The true terror in The Hot Zone is that this is real. It isn’t some imaginary monster or fictional killer. It happened and will likely happen again, or at least some version of an utterly destructive virus. That is the true monster. And that is something to fear. From fever to organ shutdown and eventual coma and death, this is true mass murder. And efficient too.
First identified in Africa in the late ’70s, the Ebola virus had, at the time, a 90% kill rate. Though the odds of survival today are better, they hover around 50%. Those are scary statistics. Factor in that, by the time the presence of the virus is known, it has in all likelihood spread. And it does so with incredible ease, especially if airborne. Finding a microscopic killer isn’t easy, and to add to the cruelty, just as we think we’ve gotten it under control, the virus has the ability to mutate into an unknown strain.

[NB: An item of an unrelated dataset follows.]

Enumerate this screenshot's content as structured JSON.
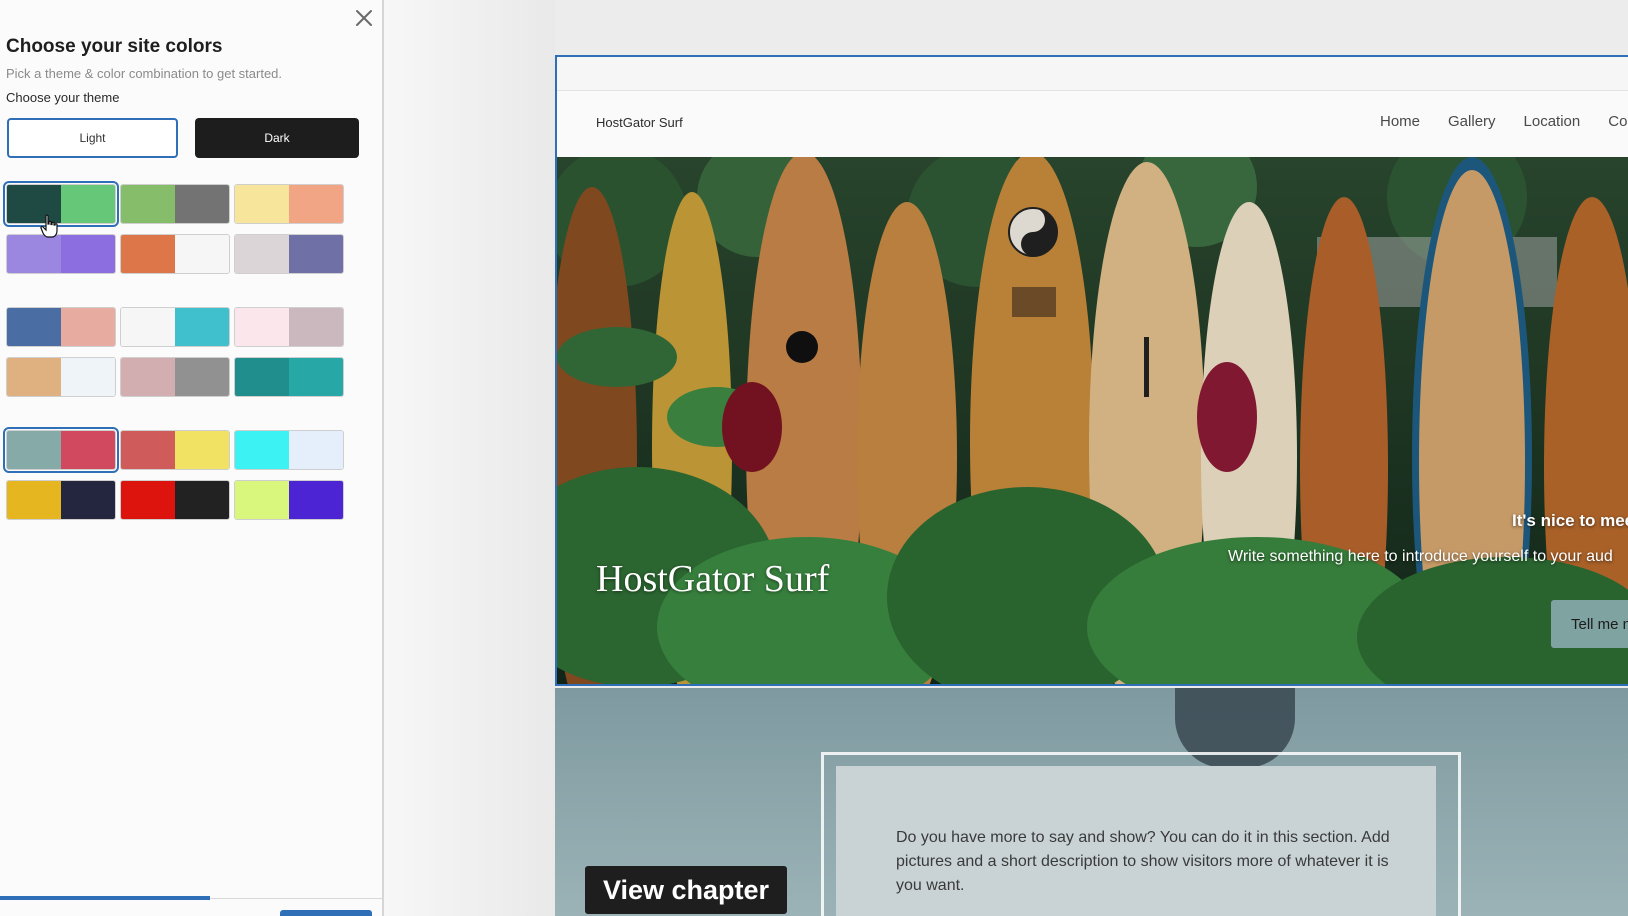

The cinematography was done well. The scenes in the US (filmed in Toronto) were fairly normal. But adding the initial investigation in Zaire, shot in South Africa, was a nice change of scenery. Not only does it give an air of the exotic, but it’s a strong reminder that the world, in the most remote of places, can contain deadly diseases for which we have no cure. Whether it’s a forgotten place without hospitals or cellphones or even running water, or the most technologically advanced of places doesn’t matter. Viruses attack indiscriminately.

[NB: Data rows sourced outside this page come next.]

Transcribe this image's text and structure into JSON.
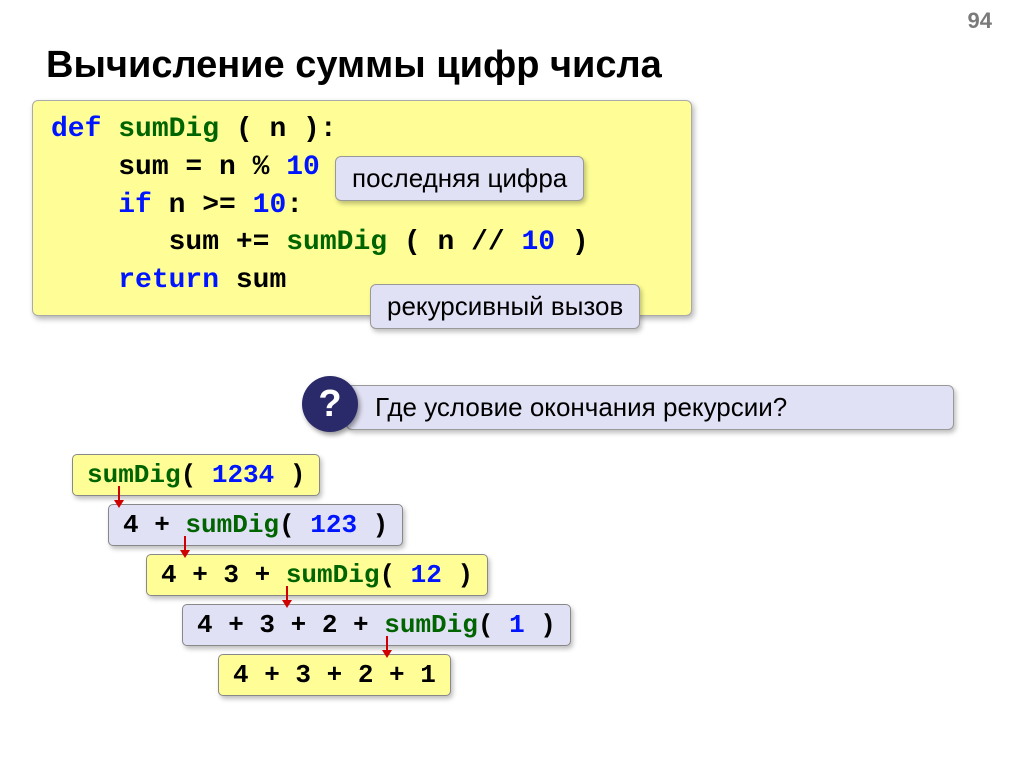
{
  "page_number": "94",
  "title": "Вычисление суммы цифр числа",
  "code": {
    "l1": {
      "kw": "def",
      "fn": " sumDig ",
      "args": "( n ):"
    },
    "l2": {
      "pre": "    sum = n % ",
      "n1": "10"
    },
    "l3": {
      "kw": "    if",
      "mid": " n >= ",
      "n1": "10",
      "post": ":"
    },
    "l4": {
      "pre": "       sum += ",
      "fn": "sumDig ",
      "args": "( n // ",
      "n1": "10",
      "post": " )"
    },
    "l5": {
      "kw": "    return",
      "post": " sum"
    }
  },
  "callout1": "последняя цифра",
  "callout2": "рекурсивный вызов",
  "question": "Где условие окончания рекурсии?",
  "rec": {
    "r1": {
      "fn": "sumDig",
      "lp": "( ",
      "n": "1234",
      "rp": " )"
    },
    "r2": {
      "pre": "4 + ",
      "fn": "sumDig",
      "lp": "( ",
      "n": "123",
      "rp": " )"
    },
    "r3": {
      "pre": "4 + 3 + ",
      "fn": "sumDig",
      "lp": "( ",
      "n": "12",
      "rp": " )"
    },
    "r4": {
      "pre": "4 + 3 + 2 + ",
      "fn": "sumDig",
      "lp": "( ",
      "n": "1",
      "rp": " )"
    },
    "r5": "4 + 3 + 2 + 1"
  },
  "qmark": "?"
}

The suspense is great. Not only is there the viral threat to contain, wondering who might be infected as we get glimpses of people coughing and looking feverish, but there are various levels across different agencies trying to vie for control and avoid any publicly perceived mishandling of the issue. It reminded me of The Looming Tower (2018) and how the efficacy of actions was hampered by the arrogance and “territorial” obsession by those involved. I dug the music as well, as it supported in creating a tense mood.
Though the actions of those involved are frustrating to watch, the nail-biting suspense made The Hot Zone an excellent viewing experience. The intensity that starts from episode one continues throughout all six episodes and is relentless. Forget Pennywise (IT (2017)), forget John Kramer (Saw (2004)) or even Bathsheba (The Conjuring (2013)). The scariest of all mass murderers, the most terrifying monster, the most efficient killer is so small you can’t even see it without a microscope. Fear the hemorrhagic fever-causing virus. Once it has you, it will make you wish you were in a horror movie instead of at its mercy.